Extracted information Block Start

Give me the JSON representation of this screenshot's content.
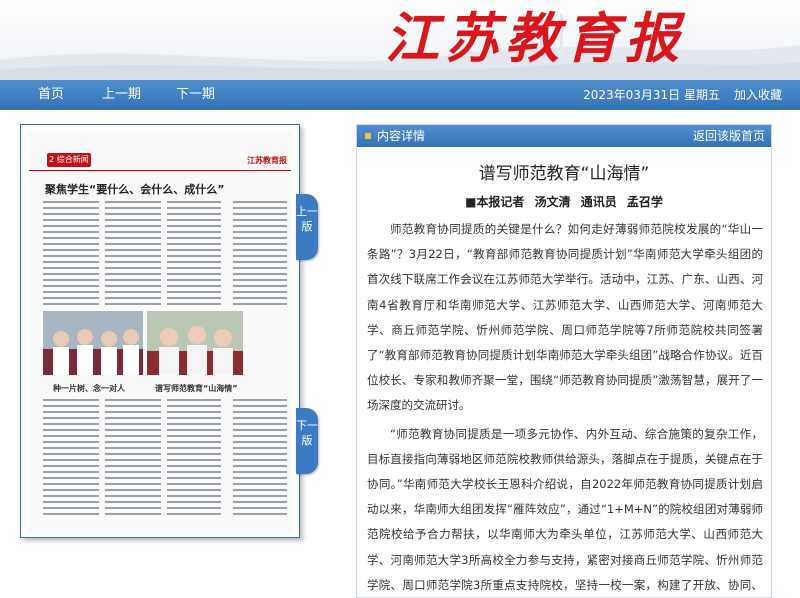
{
  "header": {
    "logo_text": "江苏教育报"
  },
  "nav": {
    "home": "首页",
    "prev_issue": "上一期",
    "next_issue": "下一期",
    "date": "2023年03月31日 星期五",
    "favorite": "加入收藏"
  },
  "newspaper_page": {
    "section_badge": "2 综合新闻",
    "masthead": "江苏教育报",
    "headline": "聚焦学生“要什么、会什么、成什么”",
    "caption_left": "种一片树、念一对人",
    "caption_right": "谱写师范教育“山海情”"
  },
  "page_tabs": {
    "prev": "上一版",
    "next": "下一版"
  },
  "panel": {
    "title": "内容详情",
    "back_link": "返回该版首页"
  },
  "article": {
    "title": "谱写师范教育“山海情”",
    "byline": "■本报记者 汤文清 通讯员 孟召学",
    "paragraphs": [
      "师范教育协同提质的关键是什么？如何走好薄弱师范院校发展的“华山一条路”？3月22日，“教育部师范教育协同提质计划”华南师范大学牵头组团的首次线下联席工作会议在江苏师范大学举行。活动中，江苏、广东、山西、河南4省教育厅和华南师范大学、江苏师范大学、山西师范大学、河南师范大学、商丘师范学院、忻州师范学院、周口师范学院等7所师范院校共同签署了“教育部师范教育协同提质计划华南师范大学牵头组团”战略合作协议。近百位校长、专家和教师齐聚一堂，围绕“师范教育协同提质”激荡智慧，展开了一场深度的交流研讨。",
      "“师范教育协同提质是一项多元协作、内外互动、综合施策的复杂工作，目标直接指向薄弱地区师范院校教师供给源头，落脚点在于提质，关键点在于协同。”华南师范大学校长王恩科介绍说，自2022年师范教育协同提质计划启动以来，华南师大组团发挥“雁阵效应”，通过“1+M+N”的院校组团对薄弱师范院校给予合力帮扶，以华南师大为牵头单位，江苏师范大学、山西师范大学、河南师范大学3所高校全力参与支持，紧密对接商丘师范学院、忻州师范学院、周口师范学院3所重点支持院校，坚持一校一案，构建了开放、协同、联动的工作机制，助力提升重点支持院校的整体实力和师范教育办学水平。"
    ]
  }
}
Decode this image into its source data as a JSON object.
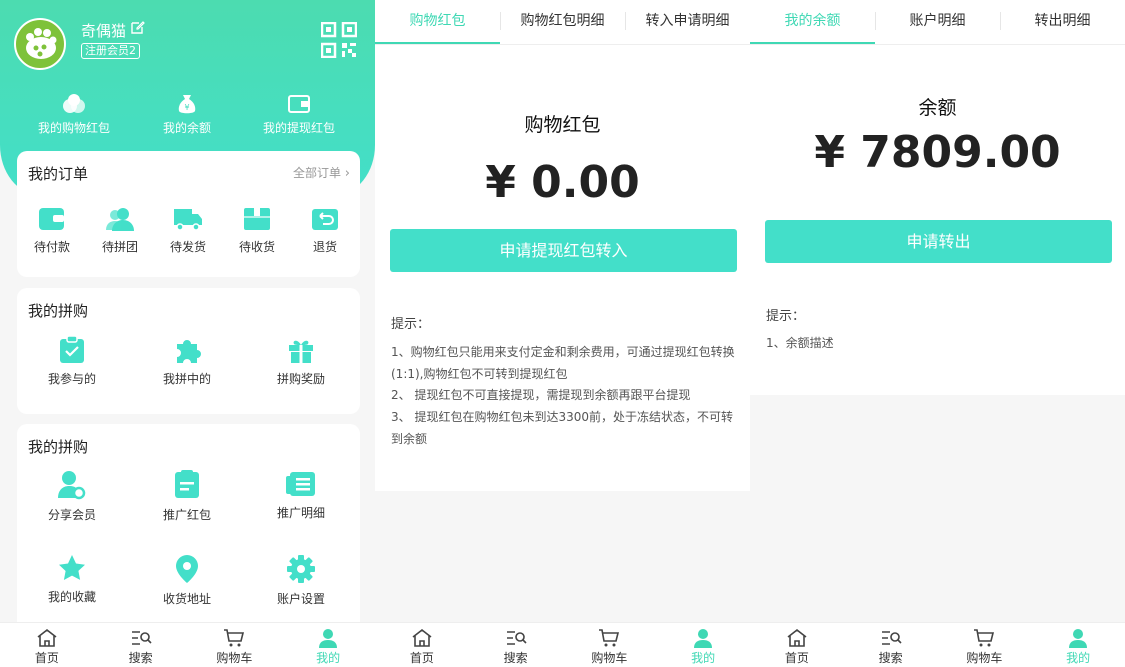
{
  "profile": {
    "username": "奇偶猫",
    "member_level": "注册会员2",
    "quick_links": [
      "我的购物红包",
      "我的余额",
      "我的提现红包"
    ]
  },
  "orders": {
    "title": "我的订单",
    "more": "全部订单",
    "items": [
      "待付款",
      "待拼团",
      "待发货",
      "待收货",
      "退货"
    ]
  },
  "group_buy": {
    "title": "我的拼购",
    "items": [
      "我参与的",
      "我拼中的",
      "拼购奖励"
    ]
  },
  "promo": {
    "title": "我的拼购",
    "items": [
      "分享会员",
      "推广红包",
      "推广明细",
      "我的收藏",
      "收货地址",
      "账户设置"
    ]
  },
  "tabbar": {
    "items": [
      "首页",
      "搜索",
      "购物车",
      "我的"
    ],
    "active": "我的"
  },
  "redpacket": {
    "tabs": [
      "购物红包",
      "购物红包明细",
      "转入申请明细"
    ],
    "title": "购物红包",
    "amount": "¥ 0.00",
    "button": "申请提现红包转入",
    "tip_title": "提示：",
    "tips": [
      "1、购物红包只能用来支付定金和剩余费用，可通过提现红包转换(1:1),购物红包不可转到提现红包",
      "2、 提现红包不可直接提现，需提现到余额再跟平台提现",
      "3、 提现红包在购物红包未到达3300前，处于冻结状态，不可转到余额"
    ]
  },
  "balance": {
    "tabs": [
      "我的余额",
      "账户明细",
      "转出明细"
    ],
    "title": "余额",
    "amount": "¥ 7809.00",
    "button": "申请转出",
    "tip_title": "提示：",
    "tips": [
      "1、余额描述"
    ]
  },
  "colors": {
    "accent": "#43dfc9",
    "hero_top": "#4cdcb0",
    "active_text": "#3fd8b4"
  }
}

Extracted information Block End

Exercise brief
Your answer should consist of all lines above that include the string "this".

Answer for the task
Give me the JSON representation of this screenshot's content.
Decode this image into its source data as a JSON object.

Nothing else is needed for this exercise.